Will by Will Smith and Mark Manson is a solid portrait of the actor, with the autobiography written along with the author of The Subtle Art of Not Giving a F*ck, a solid book with parallels to this one.
Smith grew up in Philadelphia, the son of a successful business owner, one who also beat his wife, for the last time when Will was thirteen years old. Smith’s father saw the world in terms of commanders and missions and he and his siblings were pushed by their father to succeed through hard work.
The book tells the story of a twelve by twenty cement wall that Smith and his younger brother were directed to build from scratch, when the boys were eleven and eight years old. The lesson from their father was that you show up and go to work, every day. This idea was latched onto by Smith as he developed first his career as a rapper and then movie star. He was a worker, working harder than others to get where he wanted to go.
Smith was a natural comedian and entertainer when he was a kid and from his father he got discipline, from his mother, education, from his grandmother, love. Smith came from a broken home and as such, he wanted to be the pleaser, making everyone happy. He got introduced to hip-hop as a teen and practiced incessantly to be the best hip-hop MC. He was a senior in high school when he met Jeff, three years older than him and soon to be known as DJ Jazzy Jeff and Smith's longtime partner in music. They quickly became huge in the Philadelphia hip-hop scene, recording an album, having a hit song, and hitting the road on tour. At 20, Will was a famous rapper, winning a Grammy for best rap performance with he and DJ Jazzy Jeff's song Parents Just Don't Understand and selling three million records with their album, He's the DJ. Then their next album, In This Corner..., flopped.
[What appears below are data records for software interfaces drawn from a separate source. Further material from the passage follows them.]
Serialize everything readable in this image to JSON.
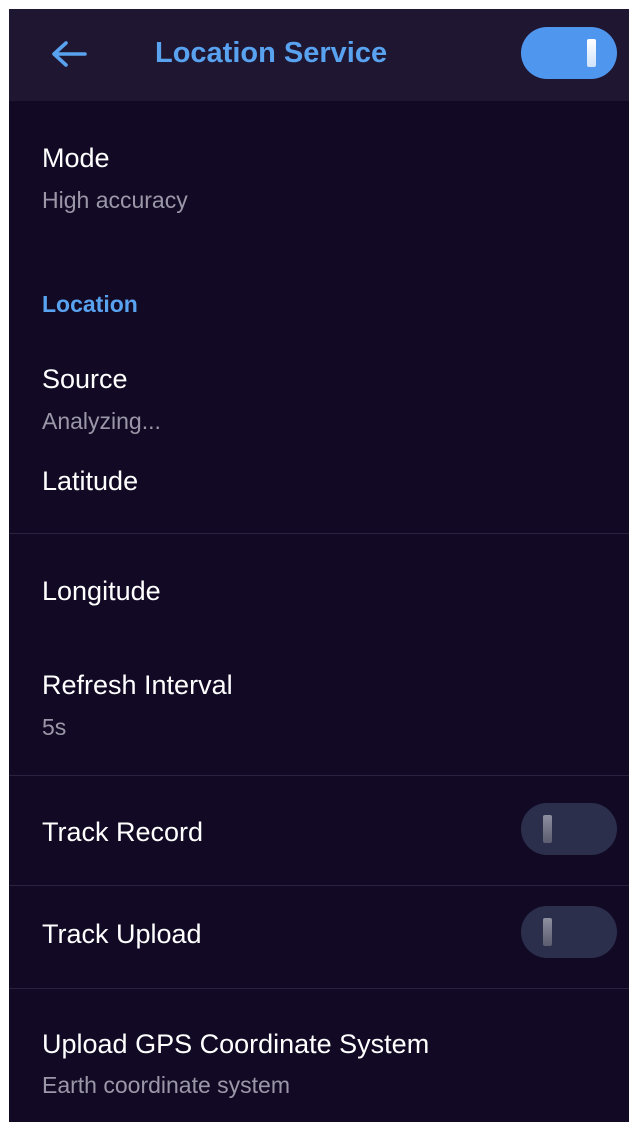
{
  "header": {
    "title": "Location Service",
    "back_icon": "arrow-left-icon",
    "service_enabled": true
  },
  "mode": {
    "label": "Mode",
    "value": "High accuracy"
  },
  "location_section": {
    "header": "Location",
    "source": {
      "label": "Source",
      "value": "Analyzing..."
    },
    "latitude": {
      "label": "Latitude"
    },
    "longitude": {
      "label": "Longitude"
    },
    "refresh_interval": {
      "label": "Refresh Interval",
      "value": "5s"
    }
  },
  "track_record": {
    "label": "Track Record",
    "enabled": false
  },
  "track_upload": {
    "label": "Track Upload",
    "enabled": false
  },
  "coordinate_system": {
    "label": "Upload GPS Coordinate System",
    "value": "Earth coordinate system"
  },
  "colors": {
    "background": "#120a24",
    "header_background": "#1f1632",
    "accent": "#59a2f0",
    "toggle_on": "#4f97ee",
    "toggle_off": "#2b2f4c",
    "primary_text": "#ffffff",
    "secondary_text": "#9b97a8"
  }
}
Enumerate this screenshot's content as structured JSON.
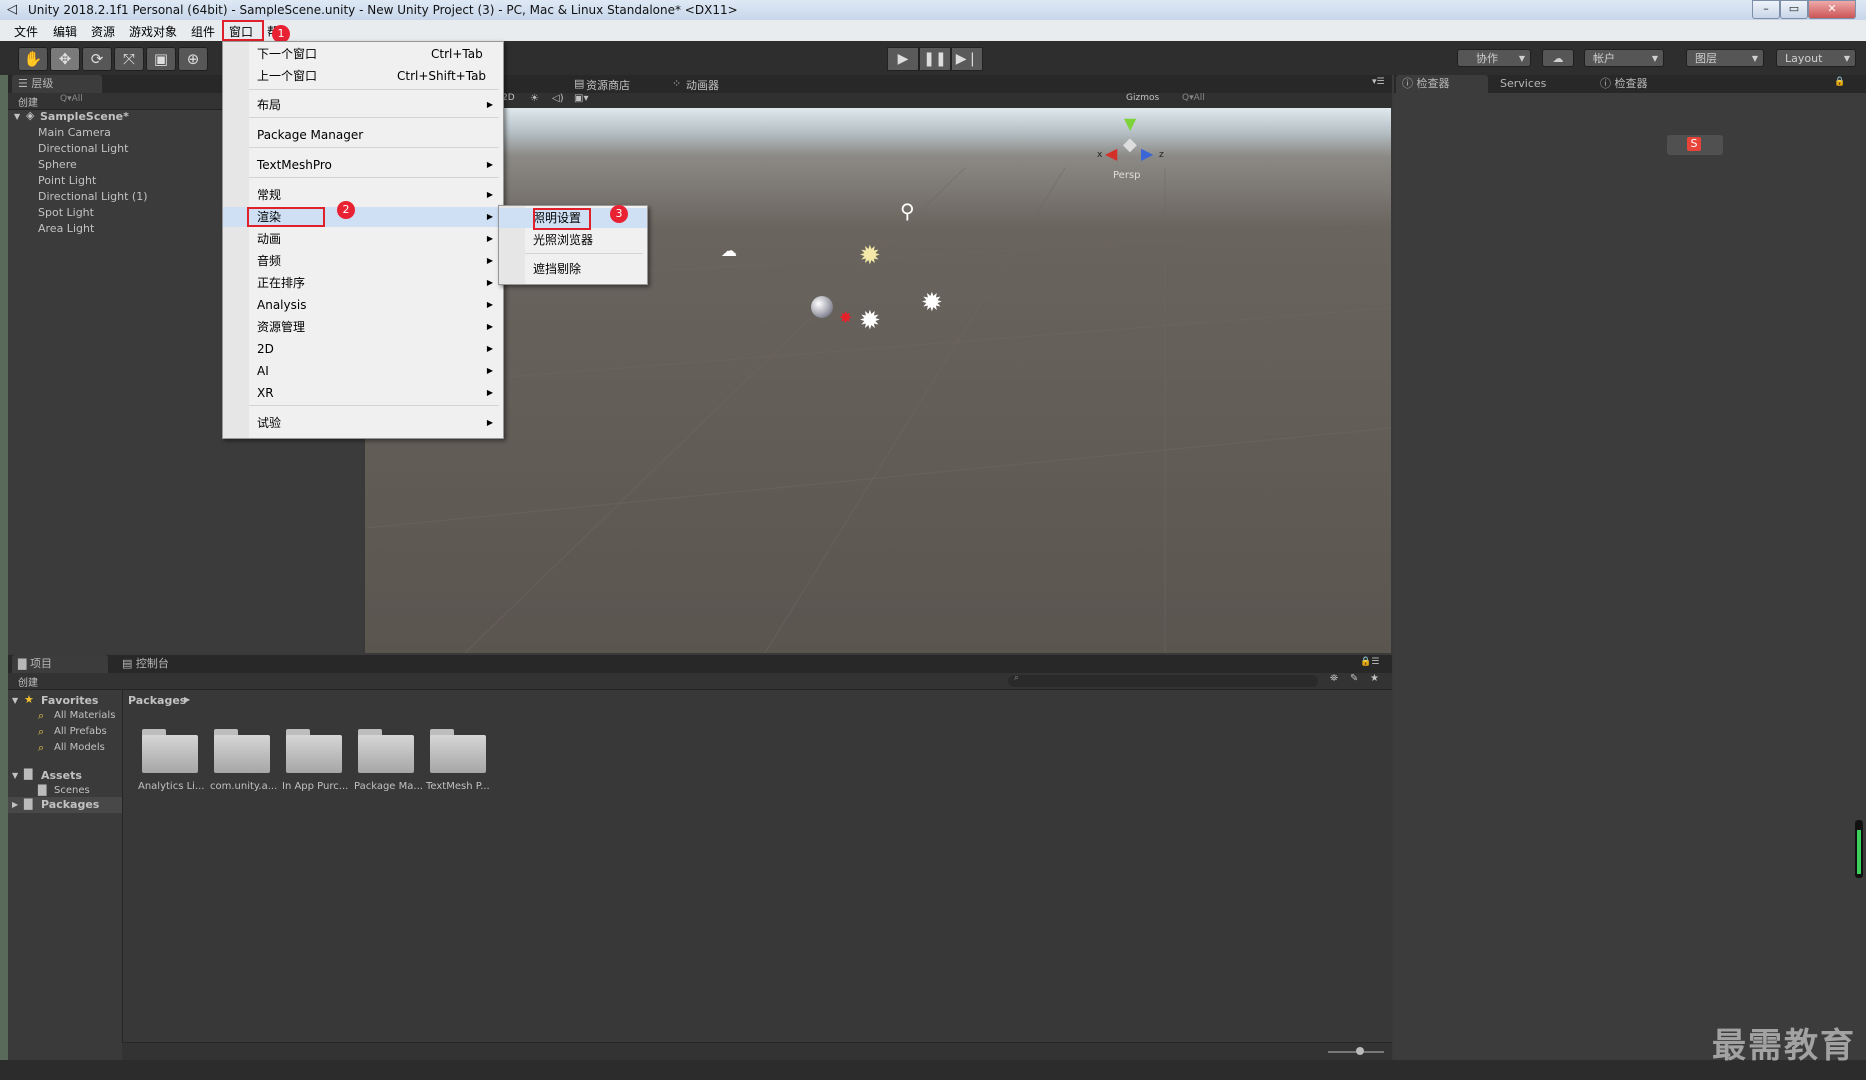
{
  "window": {
    "title": "Unity 2018.2.1f1 Personal (64bit) - SampleScene.unity - New Unity Project (3) - PC, Mac & Linux Standalone* <DX11>"
  },
  "menubar": [
    "文件",
    "编辑",
    "资源",
    "游戏对象",
    "组件",
    "窗口",
    "帮"
  ],
  "toolbar": {
    "collab": "协作",
    "account": "帐户",
    "layers": "图层",
    "layout": "Layout"
  },
  "hierarchy": {
    "tab": "层级",
    "create": "创建",
    "search": "Q▾All",
    "scene": "SampleScene*",
    "items": [
      "Main Camera",
      "Directional Light",
      "Sphere",
      "Point Light",
      "Directional Light (1)",
      "Spot Light",
      "Area Light"
    ]
  },
  "scene_tabs": {
    "store": "资源商店",
    "animator": "动画器",
    "gizmos": "Gizmos",
    "search": "Q▾All",
    "persp": "Persp",
    "mode": "2D"
  },
  "inspector_tabs": [
    "检查器",
    "Services",
    "检查器"
  ],
  "window_menu": {
    "items": [
      {
        "label": "下一个窗口",
        "shortcut": "Ctrl+Tab"
      },
      {
        "label": "上一个窗口",
        "shortcut": "Ctrl+Shift+Tab"
      },
      {
        "label": "布局"
      },
      {
        "label": "Package Manager"
      },
      {
        "label": "TextMeshPro"
      },
      {
        "label": "常规"
      },
      {
        "label": "渲染"
      },
      {
        "label": "动画"
      },
      {
        "label": "音频"
      },
      {
        "label": "正在排序"
      },
      {
        "label": "Analysis"
      },
      {
        "label": "资源管理"
      },
      {
        "label": "2D"
      },
      {
        "label": "AI"
      },
      {
        "label": "XR"
      },
      {
        "label": "试验"
      }
    ]
  },
  "render_submenu": {
    "items": [
      "照明设置",
      "光照浏览器",
      "遮挡剔除"
    ]
  },
  "badges": [
    "1",
    "2",
    "3"
  ],
  "project": {
    "tabs": [
      "项目",
      "控制台"
    ],
    "create": "创建",
    "favorites": "Favorites",
    "fav_items": [
      "All Materials",
      "All Prefabs",
      "All Models"
    ],
    "assets": "Assets",
    "scenes": "Scenes",
    "packages": "Packages",
    "breadcrumb": "Packages",
    "folders": [
      "Analytics Li...",
      "com.unity.a...",
      "In App Purc...",
      "Package Ma...",
      "TextMesh P..."
    ]
  },
  "watermark": "最需教育",
  "colors": {
    "highlight": "#e0202a",
    "menu_bg": "#f0f0f0",
    "editor_bg": "#3a3a3a"
  }
}
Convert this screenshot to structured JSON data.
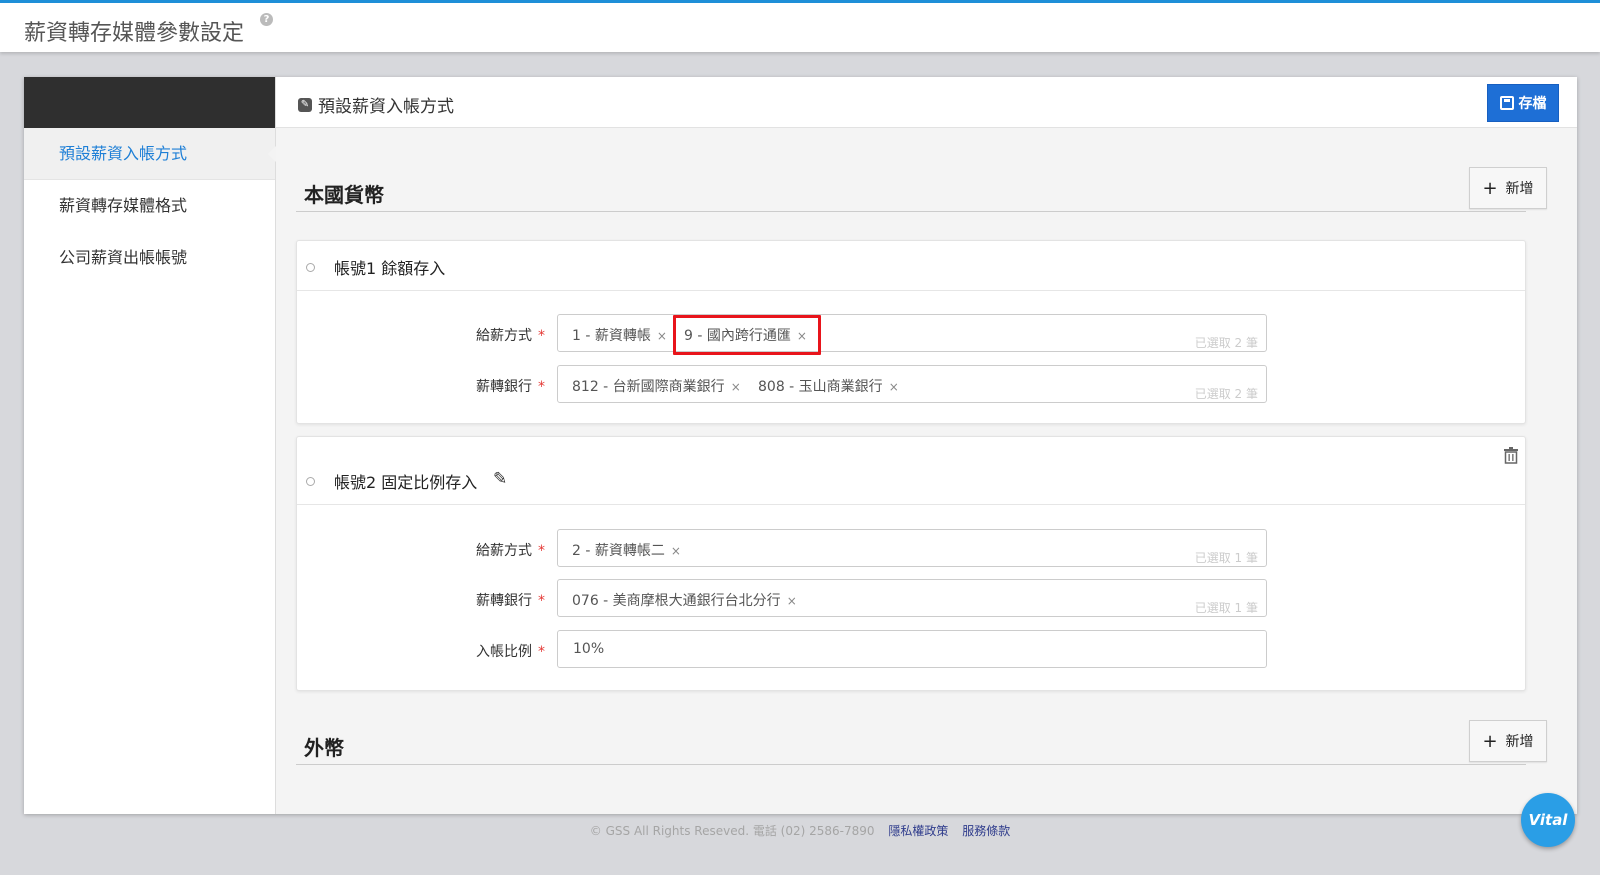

The gangsters he hung with in Philly were all likely about to go down and Smith left for Los Angeles after asking for money to get settled from his gangster friend, with that friend shot and killed three days later as people were turning on each other with the Feds closing in.
After moving to LA, Smith was in Detroit to do a concert and got a call from Quincy Jones who wanted him to come to his birthday party that night in Brentwood. There at the party, Jones asked Smith to do an audition showing he could act, thinking about what would become The Fresh Prince of Bel-Air. Smith at first was hesitant to do the audition then and there, wanting time to prepare, and Jones convinced him to do it as the opportunity was right in front of him. Smith read from a script for twenty minutes and before he left the party, there was a contract in place for him to shoot a pilot for the TV show. The party was in March 1990, the pilot episode aired in September of that year and the show became an immediate success.
Smith set out to do movies, with one of his first Six Degrees of Separation, followed shortly after by Bad Boys, Independence Day, and Men in Black. He then received Academy Award nominations for Ali and The Pursuit of Happiness. Harkening back to the importance of hard work that he learned from his father, Smith saw that one of the secrets to being a global movie star is the gate outside the US, one of the secrets to that gate is promotion, so he put in more hours promoting his films than other actors did on theirs.
It's a good story, one of hard work, but also one of being in the right place at the right time, and then when the opportunity presents itself, jumping at that. It’s also interesting reading later in the book of how that singular focus on achievement made things difficult with his wife and kids. He would put the same type of expectations on them to succeed that his father had put on him, and for him to achieve, he often had to focus on himself, and not his family. Additionally, his need to control, win, and be at the center of things jeopardized the happiness of his family. He had to accept and relax.